At the end of your Route 66 travels, be sure to check out The Georgian Hotel in Santa Monica, California. Built in 1933, it was designed to be an intimate hideaway, catering to Los Angeles’s high society. At the time the hotel was developed, it was nestled in a heavily-wooded shoreline of the little-known seaside community of Santa Monica. Owner, Judge Harry Borde, commissioned Eugene Durfee to construct the posh resort in an art deco style opening its doors to the rich and famous in 1933.
During prohibition, the Georgian was home to one of Los Angeles’ first speakeasies and soon became the rendezvous point for many up-and-coming Hollywood studio executives and celebrities including Clark Gable and Carole Lombard, who sought secluded weekends away from the cameras.
The oceanfront veranda provided a stage for martinis, jazz and notorious figures including Bugsy Siegel and Fatty Arbuckle. The hotel was considered to be one of the most modern facilities of the time, featuring a beauty parlor, barbershop, playground and dining room, in addition to its most popular speakeasy.
The primary reasons for the hotel’s popularity and success was the exclusive, secluded location.
Prohibition finally ended in December of the same year the hotel opened, and later, expansion dramatically occurred in the 1950s, as Los Angeles began to develop into a major metropolitan city. It was during this decade that the Georgian was sold and refurbished.

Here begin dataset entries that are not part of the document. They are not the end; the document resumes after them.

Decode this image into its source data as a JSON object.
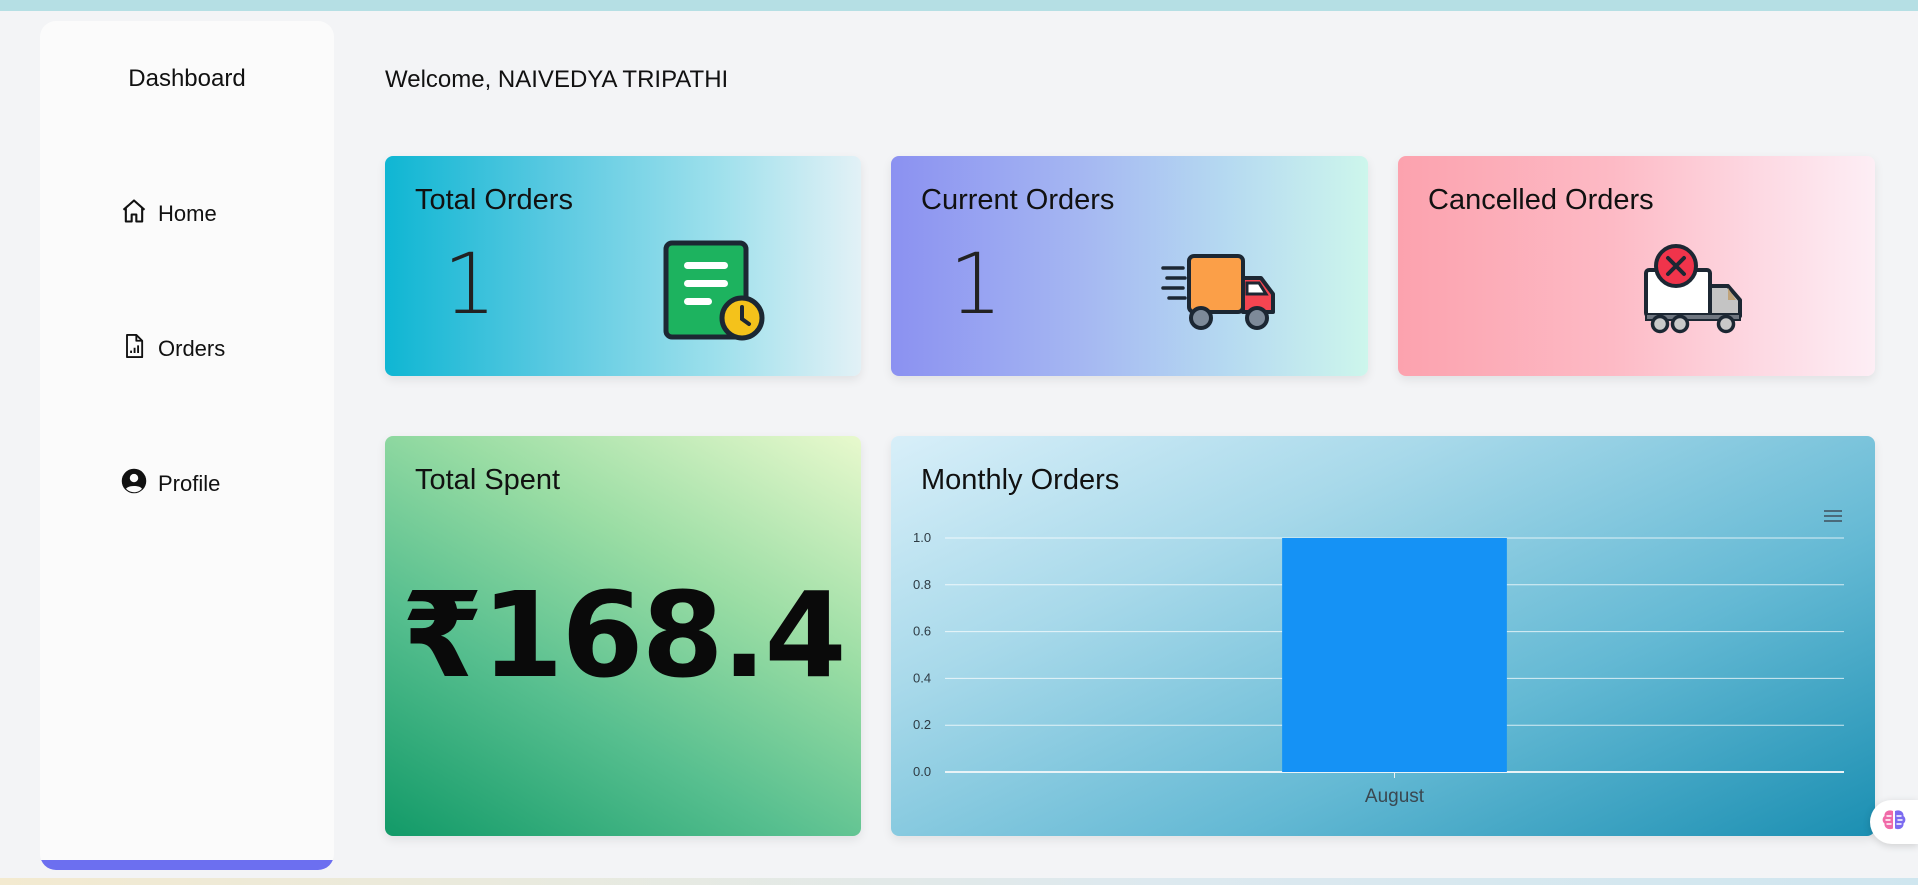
{
  "sidebar": {
    "brand": "Dashboard",
    "items": [
      {
        "label": "Home",
        "icon": "home-icon"
      },
      {
        "label": "Orders",
        "icon": "document-chart-icon"
      },
      {
        "label": "Profile",
        "icon": "user-circle-icon"
      }
    ]
  },
  "header": {
    "welcome": "Welcome, NAIVEDYA TRIPATHI"
  },
  "cards": {
    "total_orders": {
      "title": "Total Orders",
      "value": "1",
      "icon": "order-document-clock-icon"
    },
    "current_orders": {
      "title": "Current Orders",
      "value": "1",
      "icon": "delivery-truck-icon"
    },
    "cancelled_orders": {
      "title": "Cancelled Orders",
      "icon": "cancelled-truck-icon"
    },
    "total_spent": {
      "title": "Total Spent",
      "value": "₹168.4"
    },
    "monthly_orders": {
      "title": "Monthly Orders"
    }
  },
  "colors": {
    "accent": "#6c6ff0",
    "bar": "#1592f5"
  },
  "chart_data": {
    "type": "bar",
    "categories": [
      "August"
    ],
    "values": [
      1
    ],
    "xlabel": "",
    "ylabel": "",
    "ylim": [
      0,
      1.0
    ],
    "yticks": [
      "0.0",
      "0.2",
      "0.4",
      "0.6",
      "0.8",
      "1.0"
    ],
    "grid": true
  }
}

The property remained a favorite vacation residence for the new era of jet-setting Americans and Europeans. In the Spring of 2000, a $2 million renovation was completed which included the addition of numerous elegant amenities to the Georgian’s guest rooms, lobby, hallways, and meeting facilities.
Today the old hotel is surrounded by modern office buildings rather than pristine forests, but still continues to attract Hollywood celebrities such as Oliver Stone, Robert DeNiro, and Arnold Schwarzenegger.
And, according to legend, it continues to play host to a number of other unearthly guests, whether they be famous or infamous. In the hotel’s Speakeasy Restaurant, both staff and guests have reported a number of strange phenomena over the years. At many times when the restaurant is completely empty, employees have heard loud sighs, gasps, and have been startled by a disembodied voice who greets them with, “Good Morning.” At other times the sounds of running footsteps are heard throughout the restaurant when no one is there and a number of transparent apparitions have been seen.
So, perhaps if you stop to have a libation at the Speakeasy you’ll bump into none other than Robert DeNiro if you’re lucky, and if you’re not, you might “bump” into an unearthly presence for which you cannot see.
At any rate, it should be a fun look around at this vintage hotel, officially recognized by the City of Santa Monica as a historical landmark.